MOTORISTS and commuters were bracing themselves for traffic chaos as Ireland’s largest ever security operation swung in to action for the Queen’s visit.
Road closures and parking restrictions are already in place in parts of Dublin as the Irish capital prepares for a lockdown during the historic four-day Royal visit.
Armed British police officers will patrol the streets alongside Gardai and soldiers to protect the 85-year-old monarch and the Duke of Edinburgh as they travel to engagements.
Taoiseach Enda Kenny said government and police were conscious of security threats, but maintained the Queen would receive a warm welcome from the vast majority of Irish people.
He described her visit as the start of a new era between the two counties based on respect, friendship and mutual recognition.
“The visit of the Queen is symbolically a healing of the past and facing with courage to the future,” Mr Kenny told Sky news.
Sinn Fein, which opposes the Queen’s visit, said the disruption being caused to Dubliners was unacceptable.
However the republic’s president, Mary McAleese, said the visit would mark an extraordinary moment for the country’s history.
Mrs McAleese insisted it was the right moment for the ground-breaking event and that the visit had been made possible by the success of the peace process.
She said: “A phenomenal sign and signal of the success of the peace process and absolutely the right moment for us to welcome onto Irish soil, Her Majesty the Queen, the Head of State of our immediate next-door neighbours, the people with whom we are forging a new future, a future very, very different from the past, on very different terms from the past and I think that visit will send the message that we are, both jurisdictions, determined to make the future a much, much better place.”
The visit is the first by a British sovereign to the Republic. Her grandfather, King George V, visited the country when it was under British rule 100 years ago.
Protesters – led by socialist republican group Eirigi – were already attempting to set up an Irish Freedom Camp yesterday on Parnell Square close to the Garden of Remembrance, which honours all those who fought for Irish freedom.
The Queen is due to attend a wreath-laying ceremony there.
Her arrival has also sparked controversy as it coincides with the 37th anniversary of the Dublin and Monaghan bombings, which killed 34 people.
Victim groups believe the bomb attacks were carried out by loyalist paramilitaries with British state collusion.
Security chiefs said activists will not get near the Queen, with up to 4,000 Garda officers on the streets at any one time in Dublin alone.
Surveillance has been stepped up on known republican dissidents, with several arrests made in the north and south of Ireland.

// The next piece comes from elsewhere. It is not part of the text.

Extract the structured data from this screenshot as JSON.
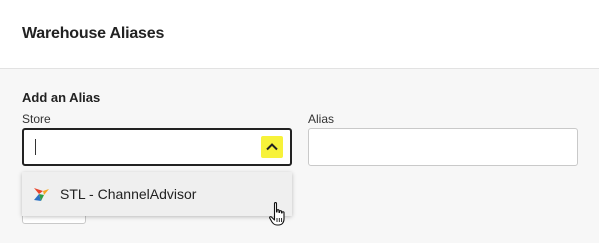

The Queen will take in the counties of Cork, Kildare and Tipperary as well as touring sites of historical significance in Dublin including Croke Park, Trinity College and the Guinness Storehouse.
The unprecedented security operation – which will include land, air and sea patrols – is estimated to cost 30 million euros (£26m).